== Segment start ==

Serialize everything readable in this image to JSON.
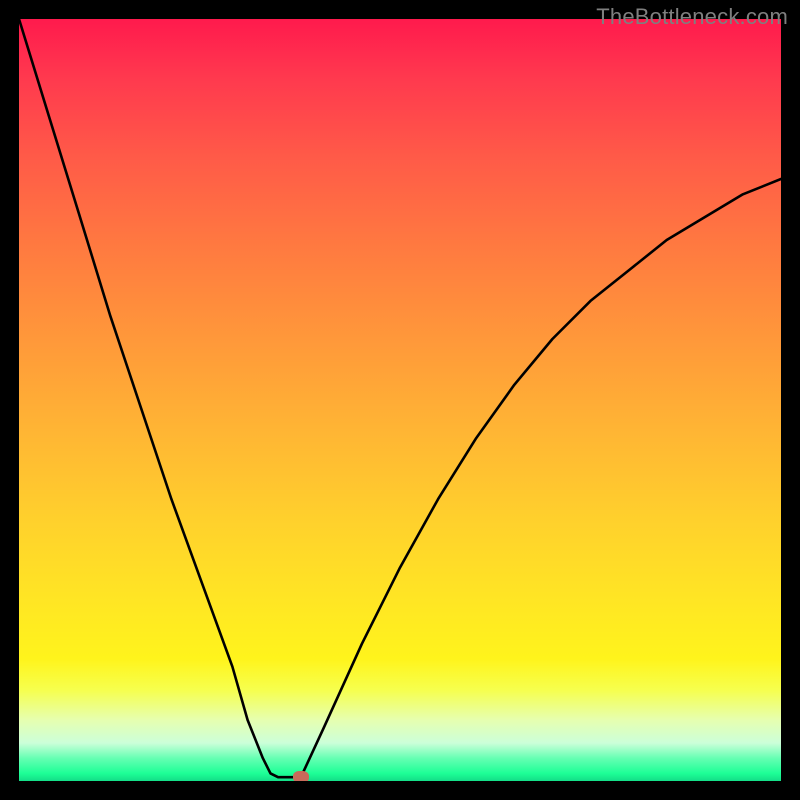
{
  "watermark": "TheBottleneck.com",
  "colors": {
    "frame_bg": "#000000",
    "gradient_top": "#ff1a4d",
    "gradient_bottom": "#13de88",
    "curve_stroke": "#000000",
    "marker_fill": "#c96a5a",
    "watermark_text": "#7f7f7f"
  },
  "chart_data": {
    "type": "line",
    "title": "",
    "xlabel": "",
    "ylabel": "",
    "xlim": [
      0,
      100
    ],
    "ylim": [
      0,
      100
    ],
    "grid": false,
    "legend_position": "none",
    "series": [
      {
        "name": "left-branch",
        "x": [
          0,
          4,
          8,
          12,
          16,
          20,
          24,
          28,
          30,
          32,
          33
        ],
        "y": [
          100,
          87,
          74,
          61,
          49,
          37,
          26,
          15,
          8,
          3,
          1
        ]
      },
      {
        "name": "flat-min",
        "x": [
          33,
          34,
          35,
          36,
          37
        ],
        "y": [
          1,
          0.5,
          0.5,
          0.5,
          0.5
        ]
      },
      {
        "name": "right-branch",
        "x": [
          37,
          40,
          45,
          50,
          55,
          60,
          65,
          70,
          75,
          80,
          85,
          90,
          95,
          100
        ],
        "y": [
          0.5,
          7,
          18,
          28,
          37,
          45,
          52,
          58,
          63,
          67,
          71,
          74,
          77,
          79
        ]
      }
    ],
    "annotations": [
      {
        "name": "min-marker",
        "x": 37,
        "y": 0.5
      }
    ]
  }
}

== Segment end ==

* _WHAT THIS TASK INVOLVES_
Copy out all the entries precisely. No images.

* _RESPONSE_
Serialize everything readable in this image to JSON.
{
  "watermark": "TheBottleneck.com",
  "colors": {
    "frame_bg": "#000000",
    "gradient_top": "#ff1a4d",
    "gradient_bottom": "#13de88",
    "curve_stroke": "#000000",
    "marker_fill": "#c96a5a",
    "watermark_text": "#7f7f7f"
  },
  "chart_data": {
    "type": "line",
    "title": "",
    "xlabel": "",
    "ylabel": "",
    "xlim": [
      0,
      100
    ],
    "ylim": [
      0,
      100
    ],
    "grid": false,
    "legend_position": "none",
    "series": [
      {
        "name": "left-branch",
        "x": [
          0,
          4,
          8,
          12,
          16,
          20,
          24,
          28,
          30,
          32,
          33
        ],
        "y": [
          100,
          87,
          74,
          61,
          49,
          37,
          26,
          15,
          8,
          3,
          1
        ]
      },
      {
        "name": "flat-min",
        "x": [
          33,
          34,
          35,
          36,
          37
        ],
        "y": [
          1,
          0.5,
          0.5,
          0.5,
          0.5
        ]
      },
      {
        "name": "right-branch",
        "x": [
          37,
          40,
          45,
          50,
          55,
          60,
          65,
          70,
          75,
          80,
          85,
          90,
          95,
          100
        ],
        "y": [
          0.5,
          7,
          18,
          28,
          37,
          45,
          52,
          58,
          63,
          67,
          71,
          74,
          77,
          79
        ]
      }
    ],
    "annotations": [
      {
        "name": "min-marker",
        "x": 37,
        "y": 0.5
      }
    ]
  }
}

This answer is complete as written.